__Task to complete__:
Extract the records below word for word and ignore the images.

====

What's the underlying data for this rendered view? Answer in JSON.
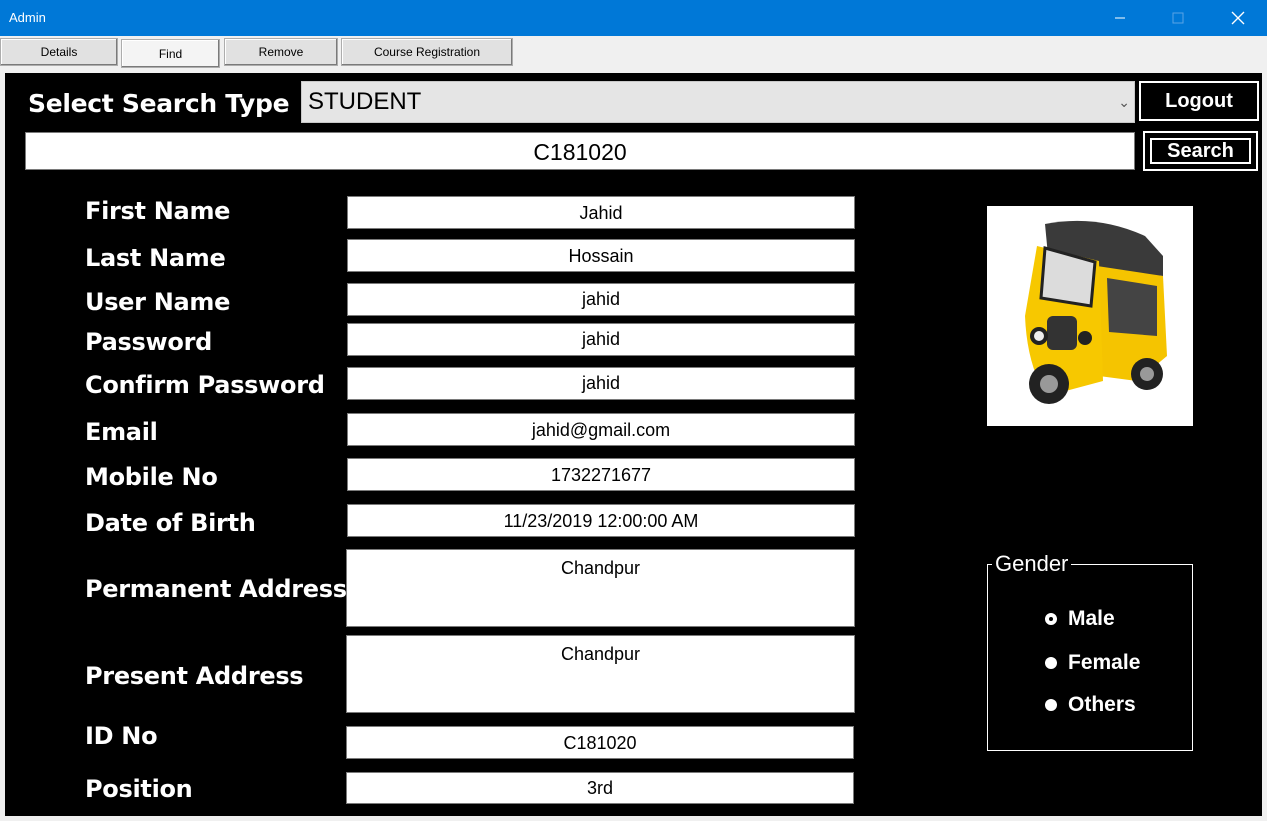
{
  "window": {
    "title": "Admin"
  },
  "tabs": [
    {
      "label": "Details"
    },
    {
      "label": "Find"
    },
    {
      "label": "Remove"
    },
    {
      "label": "Course Registration"
    }
  ],
  "search": {
    "type_label": "Select Search Type",
    "type_value": "STUDENT",
    "query": "C181020",
    "search_button": "Search",
    "logout_button": "Logout"
  },
  "form": {
    "first_name": {
      "label": "First Name",
      "value": "Jahid"
    },
    "last_name": {
      "label": "Last Name",
      "value": "Hossain"
    },
    "user_name": {
      "label": "User Name",
      "value": "jahid"
    },
    "password": {
      "label": "Password",
      "value": "jahid"
    },
    "confirm_password": {
      "label": "Confirm Password",
      "value": "jahid"
    },
    "email": {
      "label": "Email",
      "value": "jahid@gmail.com"
    },
    "mobile": {
      "label": "Mobile No",
      "value": "1732271677"
    },
    "dob": {
      "label": "Date of Birth",
      "value": "11/23/2019 12:00:00 AM"
    },
    "permanent_address": {
      "label": "Permanent Address",
      "value": "Chandpur"
    },
    "present_address": {
      "label": "Present Address",
      "value": "Chandpur"
    },
    "id_no": {
      "label": "ID No",
      "value": "C181020"
    },
    "position": {
      "label": "Position",
      "value": "3rd"
    }
  },
  "gender": {
    "legend": "Gender",
    "options": [
      "Male",
      "Female",
      "Others"
    ],
    "selected": "Male"
  },
  "colors": {
    "titlebar": "#0078d7",
    "panel": "#000000"
  }
}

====

__Response area__:
What's the underlying data for this rendered view? Answer in JSON.
{
  "window": {
    "title": "Admin"
  },
  "tabs": [
    {
      "label": "Details"
    },
    {
      "label": "Find"
    },
    {
      "label": "Remove"
    },
    {
      "label": "Course Registration"
    }
  ],
  "search": {
    "type_label": "Select Search Type",
    "type_value": "STUDENT",
    "query": "C181020",
    "search_button": "Search",
    "logout_button": "Logout"
  },
  "form": {
    "first_name": {
      "label": "First Name",
      "value": "Jahid"
    },
    "last_name": {
      "label": "Last Name",
      "value": "Hossain"
    },
    "user_name": {
      "label": "User Name",
      "value": "jahid"
    },
    "password": {
      "label": "Password",
      "value": "jahid"
    },
    "confirm_password": {
      "label": "Confirm Password",
      "value": "jahid"
    },
    "email": {
      "label": "Email",
      "value": "jahid@gmail.com"
    },
    "mobile": {
      "label": "Mobile No",
      "value": "1732271677"
    },
    "dob": {
      "label": "Date of Birth",
      "value": "11/23/2019 12:00:00 AM"
    },
    "permanent_address": {
      "label": "Permanent Address",
      "value": "Chandpur"
    },
    "present_address": {
      "label": "Present Address",
      "value": "Chandpur"
    },
    "id_no": {
      "label": "ID No",
      "value": "C181020"
    },
    "position": {
      "label": "Position",
      "value": "3rd"
    }
  },
  "gender": {
    "legend": "Gender",
    "options": [
      "Male",
      "Female",
      "Others"
    ],
    "selected": "Male"
  },
  "colors": {
    "titlebar": "#0078d7",
    "panel": "#000000"
  }
}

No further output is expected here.